Heavenly Hoevelaken

Before I located in Zeewolde, I lived for a number of years in Hoevelaken—a name best known to most Dutch people because of the daily traffic jams, nearby, where the A28 crosses the A1. For shopping beyond the everyday necessities, people in the village of Hoevelaken go to Amersfoort, or Nijkerk—a small cozy town which—according to a sign at the entrance of the town, is home to the most beautiful church tower of the Netherlands. This explains why we sometimes still visit Nijkerk

The trip from Zeewolde to Nijkerk does not take very long. It is a twenty minute drive—and to stay within that time frame one can stick to the speed limits. A few days ago my wife wanted to go to Nijkerk for some shopping. She wanted to profit from the annual sales and expected to find a few good buys in a shop for lady’s fashion. I decided to accompany her. That is to say:  while she was shopping, I settled with my laptop in a café on the main square.

However, before I found a nice spot in Café Old Niekerk, I could not resist paying a quick visit to the nearby local bookshop. This bookshop ‘Roodbeen’ can not be compared with some of the major book stores in larger cities, but Roodbeen is part of the Libris-chain and makes a good effort to be an attractive store. The book that got my attention (and that I decided to purchase) is certainly not part of the national top-ten but is mainly of local and regional interest. Is has two different titles and the reader may start at two different points. I was attracted to the side of the cover with the title ‘Heavenly Hoevaken’, but when I turned the book around, I saw that the book is also about ‘Holy Nijkerk’.  The book is written by two different authors—one deals with the religious history of Hoevelaken and the other with the religious past of Nijkerk.

The area of the country where Hoevelaken and Nijkerk are located (the Veluwe) has a rich religious history that has been the subject of many interesting books. One of the well known episodes are the mid-eigthteenth century revivals that took place in and around Nijkerk.

A study of the religious life and of religious movements and denominations—and of the people that played a significant role in these—is of great value. It helps us discover what men and women in different eras expected from their faith and from their church. In most cases, over time, this was subject to considerable change. It has a relativizing influence when one is able to place one’s faith and one’s current situation in a broader historical context. It is useful to find out more about people who, with the passing of time, acquired an ever brighter aura of sanctity (or the opposite). Knowing more about these people usually makes us realize that they were very much ‘like us’—normal people with their virtues and their faults, who do not always deserve the high pedestal on which posterity has placed them.

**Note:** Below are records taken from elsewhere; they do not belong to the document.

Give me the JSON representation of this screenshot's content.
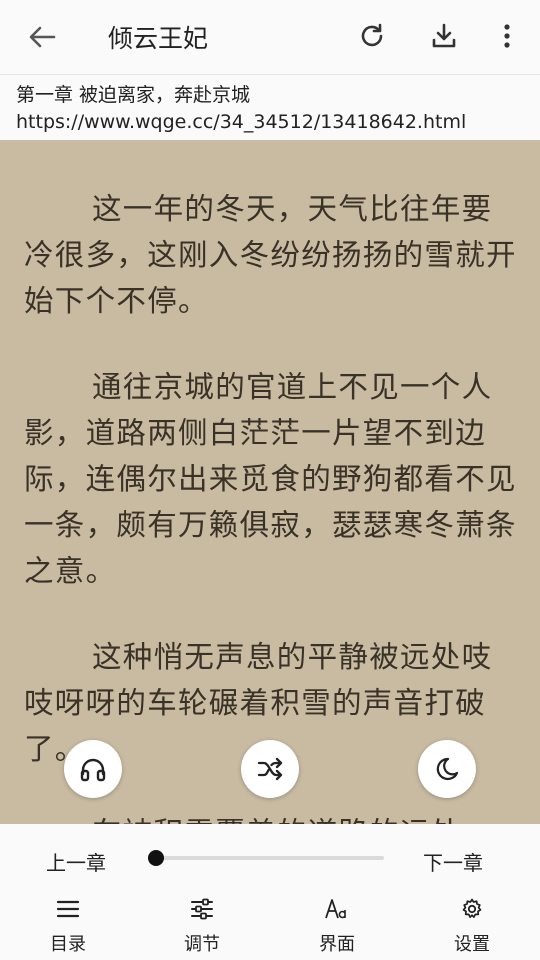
{
  "appbar": {
    "title": "倾云王妃",
    "icons": [
      "back-arrow-icon",
      "refresh-icon",
      "download-icon",
      "more-vert-icon"
    ]
  },
  "info": {
    "chapter": "第一章 被迫离家，奔赴京城",
    "url": "https://www.wqge.cc/34_34512/13418642.html"
  },
  "reader": {
    "paragraphs": [
      "这一年的冬天，天气比往年要冷很多，这刚入冬纷纷扬扬的雪就开始下个不停。",
      "通往京城的官道上不见一个人影，道路两侧白茫茫一片望不到边际，连偶尔出来觅食的野狗都看不见一条，颇有万籁俱寂，瑟瑟寒冬萧条之意。",
      "这种悄无声息的平静被远处吱吱呀呀的车轮碾着积雪的声音打破了。",
      "车被积雪覆盖的道路的远处"
    ],
    "background": "#C8BBA2",
    "text_color": "#3A3226"
  },
  "fabs": [
    "headphones-icon",
    "shuffle-icon",
    "moon-icon"
  ],
  "panel": {
    "prev": "上一章",
    "next": "下一章",
    "progress": 0.0,
    "tabs": [
      {
        "label": "目录",
        "icon": "list-icon"
      },
      {
        "label": "调节",
        "icon": "sliders-icon"
      },
      {
        "label": "界面",
        "icon": "font-size-icon"
      },
      {
        "label": "设置",
        "icon": "gear-icon"
      }
    ]
  }
}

Yesterday I tried to find out a historical person in the denomination to which I belong. I wanted to know more about the way in which Uriah Smith collected the information on which he based some of his prophetic interpretations. (I have started working on a presentation during an academic symposium in Germany, later this year.)

Uriah Smith was a ‘pioneer’ of Adventism, whose commentary on Daniel and the Revelation dominated Adventist views on those two Bible books for quite some time. Even today some church members treat his books with awe, as if they were more or less inspired. In a biography of Smith (Eugene F. Durand, Yours in the Blessed Hope, 1980) I read a description of a two-month journey of Smith to Europe. He traveled by steamer to England and took, a few days after his arrival in England, the night ferry from England to the Netherlands. As the ferry was not very full, Smith decided to take his chances and stealthily occupied a first class cabin, even though his ticket was for the second class  (so he writes in a letter to his wife). From Hook of Holland he boarded a train to Scandinavia. There his vegetarian convictions soon proved not strong enough to resist a nice salmon and he discovered how others who were, in Scandinavia, traveling with him and who were officially classified as vegetarians, did not object to some good fish in Denmark, and, in particular, Norway.

I was not looking for that kind of information. I wanted to know how Smith arrived at his conclusions about the meaning of the fifth and sixth trumpet in John’s Revelation. But, en passant, I got a better view of the real Smith!

In recent years several Dutch Adventist churches celebrated their 100 years’ existence and several will do so this year and in the next few years. These churches do well not just to look nostalgically at pictures of their past, but also to reflect on their future. Yet, a thorough study of their past may be good for their spiritual health.  Some things may have been much better in the past, but many things probably are much better today. It is good (and relativizing) to place the present in a broader historical perspective!